  • Raju, T N (January 1999). "The Nobel chronicles. 1934: George Hoyt Whipple (1878–1976); George Richard Minot (1885–1950); William Perry Murphy (1892–1987)". Lancet. 353 (9148): 247. doi:10.1016/S0140-6736(05)77266-4. PMID 9923916.<templatestyles src="Module:Citation/CS1/styles.css"></templatestyles>
  • Sparkman, R S (September 1995). "Two physicians named Whipple". Am. J. Surg. 170 (3): 306–7. doi:10.1016/S0002-9610(05)80024-8. PMID 7661304.<templatestyles src="Module:Citation/CS1/styles.css"></templatestyles>
  • Miller, L L (1995). "George Hoyt Whipple – August 28, 1878 – February 2, 1976". Biographical memoirs. National Academy of Sciences (U.S.). 66: 371–93. PMID 11616328.<templatestyles src="Module:Citation/CS1/styles.css"></templatestyles>
  • Carlsson, M; Wiberg J (April 1989). "[The man behind the syndrome: George Hoyt Whipple. He was the first one to theorize on infectious causes of a rare systemic disease]". Lakartidningen. 86 (14): 1271–4. PMID 2468979.<templatestyles src="Module:Citation/CS1/styles.css"></templatestyles>
  • Diggs, L W (November 1976). "Dr. George Hoyt Whipple". The Johns Hopkins medical journal. 139 (5): 196–200. PMID 792552.<templatestyles src="Module:Citation/CS1/styles.css"></templatestyles>
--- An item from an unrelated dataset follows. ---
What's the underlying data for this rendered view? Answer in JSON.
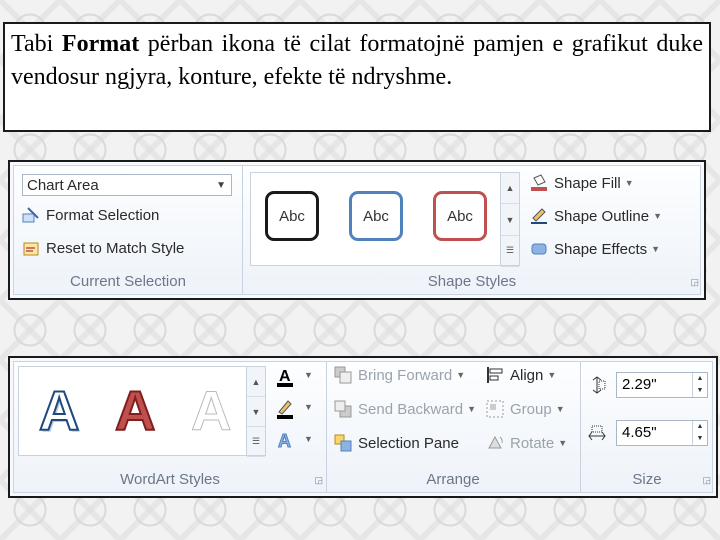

  • Harvey, A M (1976). "Teacher and distinguished pupil: William Henry Welch and George Hoyt Whipple". Johns Hopkins Med. J. Suppl.: 39–48. PMID 801545.<templatestyles src="Module:Citation/CS1/styles.css"></templatestyles>
  • Rijlant, P (1976). "[Note on the life and work of Professor George Heyt Whipple, foreign honorary member (1878–1976)]". Bull. Mem. Acad. R. Med. Belg. 131 (3–4–5): 139–43. PMID 798621.<templatestyles src="Module:Citation/CS1/styles.css"></templatestyles>
  • Young, L E (1976). "George Hoyt Whipple 1878–1976". Trans. Assoc. Am. Physicians. 89: 34–7. PMID 798387.<templatestyles src="Module:Citation/CS1/styles.css"></templatestyles>
  • Kenéz (September 1968). "[George Hoyt Whipple, nature lover and Nobel prize winner is 90 years old]". Orvosi hetilap. 109 (36): 1994–8. PMID 4886380.<templatestyles src="Module:Citation/CS1/styles.css"></templatestyles>
  • Sulek, K (April 1968). "[Nobel prize in 1934 for G.H. Whipple, G.R. Minot and W.P. Murphy for discovery of treatment of anemia with liver extracts]". Wiad. Lek. 21 (7): 627–9. PMID 4876155.<templatestyles src="Module:Citation/CS1/styles.css"></templatestyles>
  • CORNER, G W (July 1963). "George Hoyt Whipple, Nobel Prize Pathologist". Transactions & studies of the College of Physicians of Philadelphia. 31: 40–1. PMID 14044626.<templatestyles src="Module:Citation/CS1/styles.css"></templatestyles>
  • BIBBY, B G (December 1951). "George Hoyt Whipple, M. D: a benefactor of dentistry". The Journal of the American College of Dentists. 18 (4): 252–7. PMID 14897600.<templatestyles src="Module:Citation/CS1/styles.css"></templatestyles>

External links